Big Mistake No.2: Getting scared off by a building inspection…

I get really concerned when buyers tell me they have pulled out of buying 5, 6, 7 homes because of concerns raised by their builders report. Further investigation usually reveals that all of those houses have later been bought by other buyers who have secured their own builders report and usually paid a similar price for the property.

Is it that all those other buyers are making bad decisions? Could it be possible that all those other building inspectors are professionally inept? Or is there something else going on here?

Most buyers now see the benefit in receiving specialist advice before buying and insist on sighting a report from a registered building inspector before going ahead with any purchase. About the only people who wouldn’t insist on this would be builders themselves or those with friends / family who can inspect the property on their behalf. Some buyers might pull out of buying 1 or possibly 2 houses due to a bad builders report but if it becomes 4, 5, 6 or more houses you really need to start asking questions.

There is no such thing as a perfect home and every purchase comes with some inherent risk (especially older properties and those built in the 90’s and the early 2000’s). There are a lot of things that can go wrong. Every home has issues and while I do not recommend buying a home with major problems unless you have a plan or finances to fix them, I believe if you have missed out on a number of properties then you need to review how you are interpreting your reports and potentially who you are receiving your advice from.

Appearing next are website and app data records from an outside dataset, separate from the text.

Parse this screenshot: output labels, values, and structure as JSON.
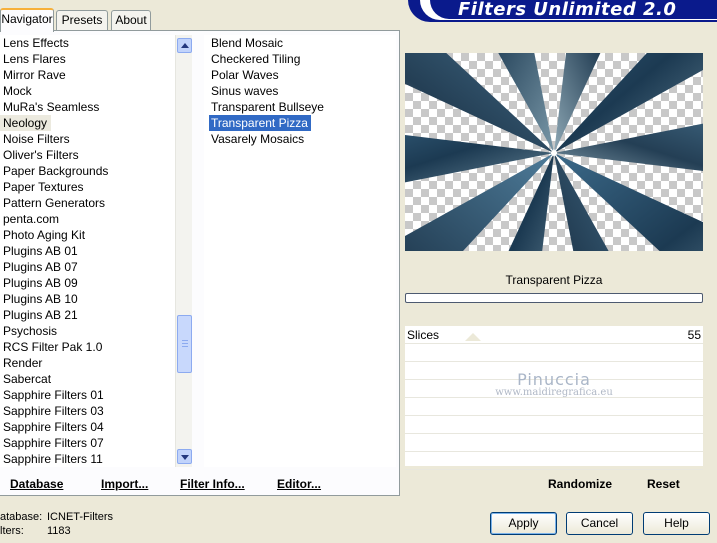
{
  "banner": {
    "title": "Filters Unlimited 2.0"
  },
  "tabs": [
    "Navigator",
    "Presets",
    "About"
  ],
  "categories": {
    "items": [
      "Lens Effects",
      "Lens Flares",
      "Mirror Rave",
      "Mock",
      "MuRa's Seamless",
      "Neology",
      "Noise Filters",
      "Oliver's Filters",
      "Paper Backgrounds",
      "Paper Textures",
      "Pattern Generators",
      "penta.com",
      "Photo Aging Kit",
      "Plugins AB 01",
      "Plugins AB 07",
      "Plugins AB 09",
      "Plugins AB 10",
      "Plugins AB 21",
      "Psychosis",
      "RCS Filter Pak 1.0",
      "Render",
      "Sabercat",
      "Sapphire Filters 01",
      "Sapphire Filters 03",
      "Sapphire Filters 04",
      "Sapphire Filters 07",
      "Sapphire Filters 11"
    ],
    "selected": "Neology"
  },
  "filters": {
    "items": [
      "Blend Mosaic",
      "Checkered Tiling",
      "Polar Waves",
      "Sinus waves",
      "Transparent Bullseye",
      "Transparent Pizza",
      "Vasarely Mosaics"
    ],
    "selected": "Transparent Pizza"
  },
  "left_buttons": {
    "database": "Database",
    "import": "Import...",
    "filter_info": "Filter Info...",
    "editor": "Editor..."
  },
  "preview": {
    "filter_name": "Transparent Pizza"
  },
  "params": [
    {
      "label": "Slices",
      "value": "55"
    }
  ],
  "watermark": {
    "name": "Pinuccia",
    "url": "www.maidiregrafica.eu"
  },
  "right_buttons": {
    "randomize": "Randomize",
    "reset": "Reset"
  },
  "status": {
    "database_label": "atabase:",
    "database_value": "ICNET-Filters",
    "filters_label": "lters:",
    "filters_value": "1183"
  },
  "dialog_buttons": {
    "apply": "Apply",
    "cancel": "Cancel",
    "help": "Help"
  },
  "colors": {
    "accent": "#316ac5",
    "banner": "#0a1a8c",
    "tab_highlight": "#f7b03a"
  }
}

At least consider seeking a 2nd opinion from another builder before withdrawing your offer. Different building inspectors will categorise risk in different ways and it is their job to provide you with the ‘worst case scenario’ when discussing any potential issues. Others use practical ways of explaining problems and car shed light on potential costs etc which can sometimes be negotiated with the Vendor.

When reviewing any report that has raised issues or potential problems it is worth asking the following questions…

If I was already the owner of this property would I care about this issue? Would I see it as an urgent problem? Would it keep me up at night?

Is this a common problem for a home of this age and type? Eg. If I visited my parents / friends house would they likely have things like this happening as well? Have they dealt with issues like this in the past? 

Does it need to be fixed urgently? Eg. Do I need to deal with it now? Or can it wait 1 year, 3 years, 5 years?

For more advice on reading builders reports, check out this article…
————————————————–

THOUGHT OF THE WEEK:
“To improve is to change; to be perfect is to change often.
– Winston Churchill
—————————————————